When Coffee Is Too Expensive

Mechanical driers
Covered equipment that won't likely be needed this season

In the background of the picture above are two large, mechanical, coffee driers; one electric and one gas powered. In the foreground of the picture is additional coffee processing equipment that is covered and unused, and likely to remain so for the remainder of the harvest season. It’s early June and in Bali, that’s early harvest season for coffee cherries and buyers already know that prices for unprocessed cherries are likely to be very high this year; nearly Rp10,000/Kg.

To put that number into perspective; a few years ago, when I worked with a mill in a neighboring village (just 2.2Km away), we were buying cherries for Rp7,000/Kg at peak-harvest. That’s a 42% increase in the price of cherries in just a few years.

‘But the farmers deserve more money!’ you say. In many cases that is true. But the problem is that Kintamani coffee, in my opinion, is already overpriced in a lot of cases. It’s overpriced because the quality isn’t up to spec. And it isn’t up to spec in a lot of cases because farmers can get new coffee bags with the Kintamani Bali Kopi Arabica seal, indicating a Geographical Indicator, but without actually following the proper procedure to produce a high-quality coffee worthy of an international trademark.

See also: Coffee Should Be More Expensive, Or Not

Kintamani GI
A bag of coffee marked with the official Geographical Indicator of Kintamani Bali Kopi Arabika

GIs are meant to establish and legally protect a trusted, national brand, like Kona Coffee, Champagne, and Gruyère cheese (sounds like the start of a great day to me!). In each case, the customer has become familiar with the quality of the product because the producers stick to a consistent recipe, which includes a unique and definable origin.

Also this year, as was the case last year, fruit yield by the trees is lower. Therefore, lower supply will drive up the price. I don’t know that the difference in production was drastic enough to warrant such a hike in prices, but it’s certainly a contributing factor.
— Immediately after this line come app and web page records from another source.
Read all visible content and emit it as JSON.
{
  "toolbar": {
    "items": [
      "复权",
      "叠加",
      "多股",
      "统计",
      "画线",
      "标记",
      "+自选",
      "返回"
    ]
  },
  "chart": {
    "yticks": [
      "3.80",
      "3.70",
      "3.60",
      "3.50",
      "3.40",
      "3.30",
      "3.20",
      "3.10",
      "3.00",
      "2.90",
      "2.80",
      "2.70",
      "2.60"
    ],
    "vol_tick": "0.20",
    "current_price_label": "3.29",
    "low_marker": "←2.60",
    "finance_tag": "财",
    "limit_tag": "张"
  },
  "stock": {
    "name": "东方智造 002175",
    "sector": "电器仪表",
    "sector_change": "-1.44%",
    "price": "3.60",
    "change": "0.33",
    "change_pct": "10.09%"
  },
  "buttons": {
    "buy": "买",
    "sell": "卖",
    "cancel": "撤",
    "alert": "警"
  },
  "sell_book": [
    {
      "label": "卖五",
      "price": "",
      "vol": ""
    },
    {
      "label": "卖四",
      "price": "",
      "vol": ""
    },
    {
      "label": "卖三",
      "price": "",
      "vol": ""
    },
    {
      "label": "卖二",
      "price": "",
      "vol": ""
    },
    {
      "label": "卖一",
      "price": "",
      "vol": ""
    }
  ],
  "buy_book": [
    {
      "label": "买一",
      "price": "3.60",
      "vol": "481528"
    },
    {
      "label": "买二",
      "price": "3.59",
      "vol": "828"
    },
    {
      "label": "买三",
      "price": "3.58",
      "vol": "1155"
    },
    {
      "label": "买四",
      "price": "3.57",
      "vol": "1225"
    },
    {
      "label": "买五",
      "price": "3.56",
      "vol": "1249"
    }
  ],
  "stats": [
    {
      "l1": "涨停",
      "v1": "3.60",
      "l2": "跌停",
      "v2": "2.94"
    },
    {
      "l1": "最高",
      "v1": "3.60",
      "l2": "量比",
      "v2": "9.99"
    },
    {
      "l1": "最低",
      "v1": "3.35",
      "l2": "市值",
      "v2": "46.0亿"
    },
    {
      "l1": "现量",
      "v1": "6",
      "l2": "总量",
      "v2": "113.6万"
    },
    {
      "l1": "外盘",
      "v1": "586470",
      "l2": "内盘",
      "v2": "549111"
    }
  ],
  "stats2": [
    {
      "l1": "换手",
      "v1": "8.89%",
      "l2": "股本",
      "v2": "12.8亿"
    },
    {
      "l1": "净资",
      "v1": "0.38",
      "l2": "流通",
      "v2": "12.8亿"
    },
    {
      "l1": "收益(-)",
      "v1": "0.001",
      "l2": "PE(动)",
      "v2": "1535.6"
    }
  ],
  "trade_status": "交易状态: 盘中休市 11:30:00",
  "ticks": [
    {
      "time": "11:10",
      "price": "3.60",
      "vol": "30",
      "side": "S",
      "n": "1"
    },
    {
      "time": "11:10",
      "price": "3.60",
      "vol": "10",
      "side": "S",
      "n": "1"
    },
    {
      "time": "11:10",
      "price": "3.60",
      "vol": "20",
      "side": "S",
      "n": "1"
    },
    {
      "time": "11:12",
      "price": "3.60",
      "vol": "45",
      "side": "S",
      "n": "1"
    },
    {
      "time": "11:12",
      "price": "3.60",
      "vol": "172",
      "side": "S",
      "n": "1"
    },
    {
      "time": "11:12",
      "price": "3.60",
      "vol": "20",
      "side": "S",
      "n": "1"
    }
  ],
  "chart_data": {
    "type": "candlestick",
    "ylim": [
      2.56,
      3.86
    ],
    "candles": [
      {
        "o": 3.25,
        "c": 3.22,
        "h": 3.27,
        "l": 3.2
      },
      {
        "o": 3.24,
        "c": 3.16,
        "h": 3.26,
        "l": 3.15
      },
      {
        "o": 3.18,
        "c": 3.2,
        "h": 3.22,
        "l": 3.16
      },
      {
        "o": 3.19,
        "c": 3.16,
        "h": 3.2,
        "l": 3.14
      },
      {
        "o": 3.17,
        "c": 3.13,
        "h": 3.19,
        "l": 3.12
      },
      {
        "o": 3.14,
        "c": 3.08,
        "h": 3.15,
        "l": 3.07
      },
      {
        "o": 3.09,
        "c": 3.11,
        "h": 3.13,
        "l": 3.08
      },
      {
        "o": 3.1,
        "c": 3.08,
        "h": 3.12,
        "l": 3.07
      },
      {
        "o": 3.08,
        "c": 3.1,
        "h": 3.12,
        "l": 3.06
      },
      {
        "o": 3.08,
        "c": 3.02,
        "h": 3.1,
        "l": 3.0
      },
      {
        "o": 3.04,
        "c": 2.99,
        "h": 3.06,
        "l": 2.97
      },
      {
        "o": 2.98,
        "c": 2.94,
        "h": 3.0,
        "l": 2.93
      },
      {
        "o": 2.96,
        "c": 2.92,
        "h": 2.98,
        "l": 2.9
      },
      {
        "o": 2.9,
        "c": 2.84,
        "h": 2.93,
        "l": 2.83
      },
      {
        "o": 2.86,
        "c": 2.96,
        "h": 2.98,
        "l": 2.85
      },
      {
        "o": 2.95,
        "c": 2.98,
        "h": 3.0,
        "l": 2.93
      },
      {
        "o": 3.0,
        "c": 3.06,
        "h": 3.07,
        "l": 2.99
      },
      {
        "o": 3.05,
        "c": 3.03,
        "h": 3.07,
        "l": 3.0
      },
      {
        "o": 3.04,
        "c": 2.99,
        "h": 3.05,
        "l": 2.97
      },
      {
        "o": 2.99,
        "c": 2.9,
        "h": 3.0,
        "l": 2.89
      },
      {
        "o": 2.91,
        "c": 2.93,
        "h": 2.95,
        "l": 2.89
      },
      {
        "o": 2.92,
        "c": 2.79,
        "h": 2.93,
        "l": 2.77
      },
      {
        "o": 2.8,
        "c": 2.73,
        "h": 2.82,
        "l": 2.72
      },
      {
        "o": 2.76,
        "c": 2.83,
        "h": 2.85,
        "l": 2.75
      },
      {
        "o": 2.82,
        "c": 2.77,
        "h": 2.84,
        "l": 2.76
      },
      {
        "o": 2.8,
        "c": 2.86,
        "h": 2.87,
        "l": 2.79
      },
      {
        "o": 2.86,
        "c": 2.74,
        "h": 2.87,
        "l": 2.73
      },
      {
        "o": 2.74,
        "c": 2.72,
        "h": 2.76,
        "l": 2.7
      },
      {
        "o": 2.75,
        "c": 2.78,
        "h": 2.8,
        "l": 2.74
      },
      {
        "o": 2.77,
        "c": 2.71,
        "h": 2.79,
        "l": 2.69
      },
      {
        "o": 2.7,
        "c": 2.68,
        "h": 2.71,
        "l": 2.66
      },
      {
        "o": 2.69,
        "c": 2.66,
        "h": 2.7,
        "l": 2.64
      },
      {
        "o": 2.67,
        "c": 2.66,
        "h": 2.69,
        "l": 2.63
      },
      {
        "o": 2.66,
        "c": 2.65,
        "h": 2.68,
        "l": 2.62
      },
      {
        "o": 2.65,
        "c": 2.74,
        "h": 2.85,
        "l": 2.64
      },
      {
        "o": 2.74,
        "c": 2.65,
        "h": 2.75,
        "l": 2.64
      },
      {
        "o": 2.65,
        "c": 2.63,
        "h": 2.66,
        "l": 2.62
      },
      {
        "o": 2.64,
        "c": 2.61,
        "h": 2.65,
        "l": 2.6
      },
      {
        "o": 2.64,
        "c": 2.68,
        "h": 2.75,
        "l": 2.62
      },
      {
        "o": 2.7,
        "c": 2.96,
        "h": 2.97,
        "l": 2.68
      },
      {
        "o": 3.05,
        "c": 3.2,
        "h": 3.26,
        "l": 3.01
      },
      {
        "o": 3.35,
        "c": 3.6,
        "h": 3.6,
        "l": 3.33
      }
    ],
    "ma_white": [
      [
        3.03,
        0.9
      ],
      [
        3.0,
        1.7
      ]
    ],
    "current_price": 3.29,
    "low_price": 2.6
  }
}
What is currently happening in a lot of Kintamani, is farmers are taking shortcuts to save time and labor expenses, at the cost of quality. This comes in the form of not picking strictly red, ripe cherries, or not washing cherries and separating floaters right away, or not using moisture meters to ensure precisely 11-12% moisture content, etc. The results are a product of lower and inconsistent quality, but purchased as if it were higher quality, inline with the requirements of the GI (one could argue this indicates the price for true Kintamani Bali Kopi Arabica is too low).

There are two things I see happening with coffee that is too expensive; 1) producers have no incentive to improve the existing product. In the case of Kintamani coffee, it’s making the farmers good money with lower quality. At last year’s price, it’s selling (this year’s crop is still being harvested, so no good data is available). 2) At too high a price, buyers, such as non-producing mills can’t afford to buy an expensive, raw product that doesn’t have the quality their customers expect. Therefore the mills don’t buy the cherries. And that is what we are now seeing; at Rp10,000/Kg buyers seem more willing to walk away and not buy Kintamani coffee.

We’ll see how things go after this harvest. Maybe the prices will come down if the cherries truly are too difficult to sell. If they eventually get sold at the higher price, it will become a signal that the true value of Kintamani coffee, even at lower, inconsistent quality is higher than just a few years ago!

Update July 10, 2018:The same friend who took me to visit this mill, who happens to live in Bali, was visiting a cafe a few days ago when he learned that it’s very hard right now for cafes to obtain Balinese green coffee. This has some interesting implications.

Michael C. Wright

Michael is a licensed Q Grader, licensed Q Processor Pro, an Authorized SCA Trainer (AST), and most recently, a graduate with a degree in horticulture and a concentration in horticultural business management. He has over ten years experience in the coffee industry operating on both the supply and demand sides of the value chain.